Additionally, MCN and MHP have created a template for a recruitment poster to hang in your clinic. Feel free to take this tool and adapt it for the unique needs of your site.
This poster was created for use by any Community Health Center wanting to increase the involvement of Migrant/Seasonal Farmworker consumers on the board of directors. The poster is designed to be customized to individual sites.
The scope of the quality improvement program is organization wide and includes activities that monitor and evaluate all phases of the health care delivery system through objective, criteria-based audits, outcome audits, tracking tools, and reporting systems.
“Quality Improvement” (QI) refers to the betterment or enhancement of programs or services. QI develops solutions to the problems noted in the quality reviews and progress reports. Tools used to improve quality include referencing clinical standards, tracking defined programs and measuring outcomes and key indicators, and benchmarking against programs with high levels of performance.
Setting goals with patients is an important step in helping them self-manage their own health-related behaviors. Experienced healthcare teams find that following the two basic principles described below helps patients have more early success, and small successes one after the other builds confidence and effective self-management.
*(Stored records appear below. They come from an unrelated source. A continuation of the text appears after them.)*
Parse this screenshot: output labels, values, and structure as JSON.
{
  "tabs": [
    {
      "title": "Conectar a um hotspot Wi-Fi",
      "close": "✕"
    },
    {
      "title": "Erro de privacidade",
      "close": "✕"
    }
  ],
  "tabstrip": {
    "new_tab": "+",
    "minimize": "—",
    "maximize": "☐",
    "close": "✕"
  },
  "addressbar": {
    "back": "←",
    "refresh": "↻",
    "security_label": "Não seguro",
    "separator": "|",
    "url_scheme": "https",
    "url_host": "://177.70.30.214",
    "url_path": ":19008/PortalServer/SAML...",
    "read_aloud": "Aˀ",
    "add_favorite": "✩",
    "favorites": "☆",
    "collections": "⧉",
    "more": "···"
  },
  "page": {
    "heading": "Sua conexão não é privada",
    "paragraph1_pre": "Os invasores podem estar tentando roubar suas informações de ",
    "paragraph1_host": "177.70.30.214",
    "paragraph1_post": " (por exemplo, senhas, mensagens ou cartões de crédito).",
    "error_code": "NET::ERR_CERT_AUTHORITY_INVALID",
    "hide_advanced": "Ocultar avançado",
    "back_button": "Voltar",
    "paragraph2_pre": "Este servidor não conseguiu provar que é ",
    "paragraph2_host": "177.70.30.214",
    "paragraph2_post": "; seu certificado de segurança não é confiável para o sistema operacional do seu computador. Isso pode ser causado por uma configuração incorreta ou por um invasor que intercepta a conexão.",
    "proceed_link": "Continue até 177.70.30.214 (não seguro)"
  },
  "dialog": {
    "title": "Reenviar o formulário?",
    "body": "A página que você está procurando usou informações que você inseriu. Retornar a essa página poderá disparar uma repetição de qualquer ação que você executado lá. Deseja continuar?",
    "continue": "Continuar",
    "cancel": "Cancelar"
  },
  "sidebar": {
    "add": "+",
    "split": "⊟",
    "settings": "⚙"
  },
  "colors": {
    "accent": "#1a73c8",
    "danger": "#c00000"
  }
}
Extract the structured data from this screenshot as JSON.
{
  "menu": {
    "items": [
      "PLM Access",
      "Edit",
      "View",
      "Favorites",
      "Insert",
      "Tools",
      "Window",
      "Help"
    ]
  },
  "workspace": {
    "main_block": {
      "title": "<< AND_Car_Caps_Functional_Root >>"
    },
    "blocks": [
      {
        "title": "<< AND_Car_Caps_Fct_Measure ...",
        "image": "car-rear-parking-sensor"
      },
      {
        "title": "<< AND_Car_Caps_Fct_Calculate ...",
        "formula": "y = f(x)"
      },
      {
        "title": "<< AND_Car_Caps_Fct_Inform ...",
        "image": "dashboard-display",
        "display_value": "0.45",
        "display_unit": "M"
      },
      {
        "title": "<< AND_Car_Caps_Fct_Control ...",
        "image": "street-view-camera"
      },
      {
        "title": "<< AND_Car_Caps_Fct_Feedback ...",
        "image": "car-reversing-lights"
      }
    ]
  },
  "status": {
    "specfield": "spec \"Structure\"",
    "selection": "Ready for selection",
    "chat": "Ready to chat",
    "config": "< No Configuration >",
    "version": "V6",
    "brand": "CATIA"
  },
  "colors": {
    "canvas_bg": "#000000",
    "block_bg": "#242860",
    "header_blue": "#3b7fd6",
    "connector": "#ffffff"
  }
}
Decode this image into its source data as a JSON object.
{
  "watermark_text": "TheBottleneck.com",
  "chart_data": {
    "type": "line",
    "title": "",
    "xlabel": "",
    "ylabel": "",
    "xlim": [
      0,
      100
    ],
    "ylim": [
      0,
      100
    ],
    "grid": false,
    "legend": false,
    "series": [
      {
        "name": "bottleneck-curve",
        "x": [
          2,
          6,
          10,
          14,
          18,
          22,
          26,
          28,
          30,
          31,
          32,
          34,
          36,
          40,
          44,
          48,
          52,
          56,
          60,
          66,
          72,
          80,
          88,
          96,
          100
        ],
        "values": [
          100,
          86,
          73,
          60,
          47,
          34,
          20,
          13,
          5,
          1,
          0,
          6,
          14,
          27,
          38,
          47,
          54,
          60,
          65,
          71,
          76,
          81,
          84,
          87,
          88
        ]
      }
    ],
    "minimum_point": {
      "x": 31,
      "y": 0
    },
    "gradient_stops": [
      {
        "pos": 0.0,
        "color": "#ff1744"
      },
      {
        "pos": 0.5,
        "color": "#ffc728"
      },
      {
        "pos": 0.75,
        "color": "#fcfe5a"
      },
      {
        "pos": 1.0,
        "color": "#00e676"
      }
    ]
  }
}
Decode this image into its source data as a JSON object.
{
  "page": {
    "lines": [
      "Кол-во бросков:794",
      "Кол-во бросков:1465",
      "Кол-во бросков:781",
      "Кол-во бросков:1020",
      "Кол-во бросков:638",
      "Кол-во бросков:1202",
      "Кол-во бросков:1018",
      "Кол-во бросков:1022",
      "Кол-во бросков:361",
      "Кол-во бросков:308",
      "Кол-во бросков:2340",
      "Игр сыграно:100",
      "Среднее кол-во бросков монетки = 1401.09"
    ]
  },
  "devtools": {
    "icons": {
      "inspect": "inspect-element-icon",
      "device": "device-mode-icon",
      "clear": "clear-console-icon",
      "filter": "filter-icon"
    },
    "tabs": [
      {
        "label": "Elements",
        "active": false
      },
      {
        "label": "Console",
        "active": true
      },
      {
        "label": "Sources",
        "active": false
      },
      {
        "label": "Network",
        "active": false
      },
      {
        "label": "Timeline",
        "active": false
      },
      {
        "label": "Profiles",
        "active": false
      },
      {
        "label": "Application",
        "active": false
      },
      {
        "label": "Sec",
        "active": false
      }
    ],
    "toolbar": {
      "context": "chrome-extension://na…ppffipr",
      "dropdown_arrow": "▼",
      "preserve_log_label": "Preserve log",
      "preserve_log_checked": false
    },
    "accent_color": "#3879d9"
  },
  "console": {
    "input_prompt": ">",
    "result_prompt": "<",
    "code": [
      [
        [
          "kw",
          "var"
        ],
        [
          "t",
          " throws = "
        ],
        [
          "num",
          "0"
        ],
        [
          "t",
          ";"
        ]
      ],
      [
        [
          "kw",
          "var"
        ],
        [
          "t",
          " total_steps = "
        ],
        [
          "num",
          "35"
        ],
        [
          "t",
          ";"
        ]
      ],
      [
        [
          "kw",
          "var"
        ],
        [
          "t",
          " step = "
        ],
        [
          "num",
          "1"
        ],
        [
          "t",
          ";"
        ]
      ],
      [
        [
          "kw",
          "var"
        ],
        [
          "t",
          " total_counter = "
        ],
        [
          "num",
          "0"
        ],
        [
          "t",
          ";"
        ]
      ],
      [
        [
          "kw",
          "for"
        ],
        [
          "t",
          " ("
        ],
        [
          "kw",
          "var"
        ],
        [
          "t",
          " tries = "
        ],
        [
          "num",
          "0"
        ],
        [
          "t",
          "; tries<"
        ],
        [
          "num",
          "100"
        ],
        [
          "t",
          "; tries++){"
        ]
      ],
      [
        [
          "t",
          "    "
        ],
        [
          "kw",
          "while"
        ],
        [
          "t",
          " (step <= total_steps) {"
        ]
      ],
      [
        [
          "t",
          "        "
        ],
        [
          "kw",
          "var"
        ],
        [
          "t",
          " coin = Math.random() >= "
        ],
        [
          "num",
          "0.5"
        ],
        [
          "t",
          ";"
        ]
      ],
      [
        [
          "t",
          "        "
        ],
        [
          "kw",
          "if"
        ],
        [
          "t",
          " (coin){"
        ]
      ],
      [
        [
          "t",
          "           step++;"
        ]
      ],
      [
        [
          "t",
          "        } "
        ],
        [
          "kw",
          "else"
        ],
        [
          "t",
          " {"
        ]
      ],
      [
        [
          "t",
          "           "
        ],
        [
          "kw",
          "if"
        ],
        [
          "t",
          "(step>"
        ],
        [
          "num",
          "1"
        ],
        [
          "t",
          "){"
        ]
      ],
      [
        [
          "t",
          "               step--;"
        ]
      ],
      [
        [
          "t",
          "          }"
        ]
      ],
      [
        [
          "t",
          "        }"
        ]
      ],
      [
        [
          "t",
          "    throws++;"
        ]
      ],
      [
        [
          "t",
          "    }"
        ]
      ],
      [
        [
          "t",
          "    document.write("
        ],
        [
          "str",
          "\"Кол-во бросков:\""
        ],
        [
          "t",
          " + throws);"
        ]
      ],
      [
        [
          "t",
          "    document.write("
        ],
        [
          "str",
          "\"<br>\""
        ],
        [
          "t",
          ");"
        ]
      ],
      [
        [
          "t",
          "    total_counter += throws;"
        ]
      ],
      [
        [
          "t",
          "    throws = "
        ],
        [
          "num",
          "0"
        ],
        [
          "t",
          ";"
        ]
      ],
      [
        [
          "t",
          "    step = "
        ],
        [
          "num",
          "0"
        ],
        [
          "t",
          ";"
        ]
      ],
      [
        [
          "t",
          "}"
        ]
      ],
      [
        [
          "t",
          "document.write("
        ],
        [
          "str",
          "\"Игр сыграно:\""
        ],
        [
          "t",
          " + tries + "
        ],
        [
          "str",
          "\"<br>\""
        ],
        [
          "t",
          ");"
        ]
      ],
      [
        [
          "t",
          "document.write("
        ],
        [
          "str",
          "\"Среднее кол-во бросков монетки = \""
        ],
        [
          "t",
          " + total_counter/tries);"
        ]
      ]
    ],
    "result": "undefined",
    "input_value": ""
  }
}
High quality goals are patient-centered and behaviorally specific. Developing high quality goals increases the likelihood of early and sustained self-management success. Modeled after one team’s efforts, the rating scale below represents a simple way to assess if the goals we set are behaviorally specific.